Incinerators for Region One hospitals
GINA, GUYANA, Monday, October 03, 2016
Incinerators for the proper disposal of medical waste are to be constructed at Mabaruma and Pakera District Hospitals in Region One. Construction should be completed by the end of 2016 and should lead to better management of solid waste in the health sector.
Regional Health Officer, Region One, Dr. Ceredel McWatt told Government Information Agency (GINA), that they are working with regional engineers at the level of the Ministry of Public Health in order to ensure a competent contractor is engaged to construct the incinerator. The total cost of the construction of the two incinerators is $26m.
Meanwhile, Waste Management Consultant, Rufus Lewis while making a presentation on proper medical waste management at a recent meeting for Regional Health Officers, said that the proper management of solid waste starts with the separation of the different types of medical waste.
“On site waste should be segregated from infectious waste as well as non-infectious waste. In other words, in each ward we should have at least three containers, one for infectious waste, one for the sharps and other non-infectious waste.”
A number of challenges were identified that may be inhibiting factors to the efficient practice of medical waste management. Some of these were; no appropriate bins and bags for proper disposal of the different types of waste; minimal safety and health programmes; poor sanitation of health care facility and its environment and; no bio-decontamination facilities which would remove bacteria, chemical and radioactive materials from employees bodies and clothing before leaving the health treatment environment.
Lewis urged Regional Health Officials to educate staff on proper waste disposal and to also ensure that the practices are followed through.
The construction of the incinerators at Region One is aimed at practicing better solid waste management in regional communities, especially at health facilities.

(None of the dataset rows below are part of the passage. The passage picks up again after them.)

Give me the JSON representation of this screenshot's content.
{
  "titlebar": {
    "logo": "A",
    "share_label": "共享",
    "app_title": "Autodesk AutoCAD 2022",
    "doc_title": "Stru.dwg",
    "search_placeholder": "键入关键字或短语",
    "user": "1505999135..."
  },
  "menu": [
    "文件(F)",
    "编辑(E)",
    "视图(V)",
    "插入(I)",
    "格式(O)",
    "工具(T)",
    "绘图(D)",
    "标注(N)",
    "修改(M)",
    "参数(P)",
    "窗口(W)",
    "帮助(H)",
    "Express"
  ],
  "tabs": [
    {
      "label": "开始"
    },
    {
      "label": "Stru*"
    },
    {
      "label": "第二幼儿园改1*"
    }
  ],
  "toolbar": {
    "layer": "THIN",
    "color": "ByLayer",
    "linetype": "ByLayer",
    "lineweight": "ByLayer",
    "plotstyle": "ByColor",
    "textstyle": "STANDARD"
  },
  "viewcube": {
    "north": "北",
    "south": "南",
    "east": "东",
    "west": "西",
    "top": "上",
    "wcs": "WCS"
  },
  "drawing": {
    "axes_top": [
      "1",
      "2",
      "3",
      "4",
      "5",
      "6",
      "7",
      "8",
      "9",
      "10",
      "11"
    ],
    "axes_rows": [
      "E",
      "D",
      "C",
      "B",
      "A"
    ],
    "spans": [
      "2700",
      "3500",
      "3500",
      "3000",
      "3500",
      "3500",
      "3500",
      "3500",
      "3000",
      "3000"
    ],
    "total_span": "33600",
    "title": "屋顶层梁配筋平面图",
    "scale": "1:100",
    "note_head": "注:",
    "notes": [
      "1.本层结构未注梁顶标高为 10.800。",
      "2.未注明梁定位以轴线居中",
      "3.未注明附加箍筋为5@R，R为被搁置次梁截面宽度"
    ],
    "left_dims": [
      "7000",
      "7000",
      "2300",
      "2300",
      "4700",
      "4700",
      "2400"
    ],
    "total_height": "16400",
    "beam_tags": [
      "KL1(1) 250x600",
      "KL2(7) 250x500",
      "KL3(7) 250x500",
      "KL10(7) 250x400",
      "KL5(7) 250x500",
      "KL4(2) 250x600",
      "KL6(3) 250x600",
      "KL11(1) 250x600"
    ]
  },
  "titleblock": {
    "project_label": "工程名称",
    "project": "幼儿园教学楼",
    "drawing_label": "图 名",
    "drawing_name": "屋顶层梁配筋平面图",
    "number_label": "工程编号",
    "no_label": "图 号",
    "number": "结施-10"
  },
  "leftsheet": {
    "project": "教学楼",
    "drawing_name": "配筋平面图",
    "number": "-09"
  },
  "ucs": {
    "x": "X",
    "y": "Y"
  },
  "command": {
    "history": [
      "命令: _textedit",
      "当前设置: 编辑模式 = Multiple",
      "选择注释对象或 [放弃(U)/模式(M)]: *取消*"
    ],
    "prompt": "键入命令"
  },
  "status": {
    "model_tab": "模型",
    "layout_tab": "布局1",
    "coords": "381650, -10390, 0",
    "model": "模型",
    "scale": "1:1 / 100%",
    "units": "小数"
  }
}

The advantages of proper medical waste disposal include the creation of a healthy atmosphere that is free from microbes thus minimising the risk of infection to staff, visitors and other people, cutting off unpleasant sights and bad odours, and also the reduction of harmful insects.
By: Delicia Haynes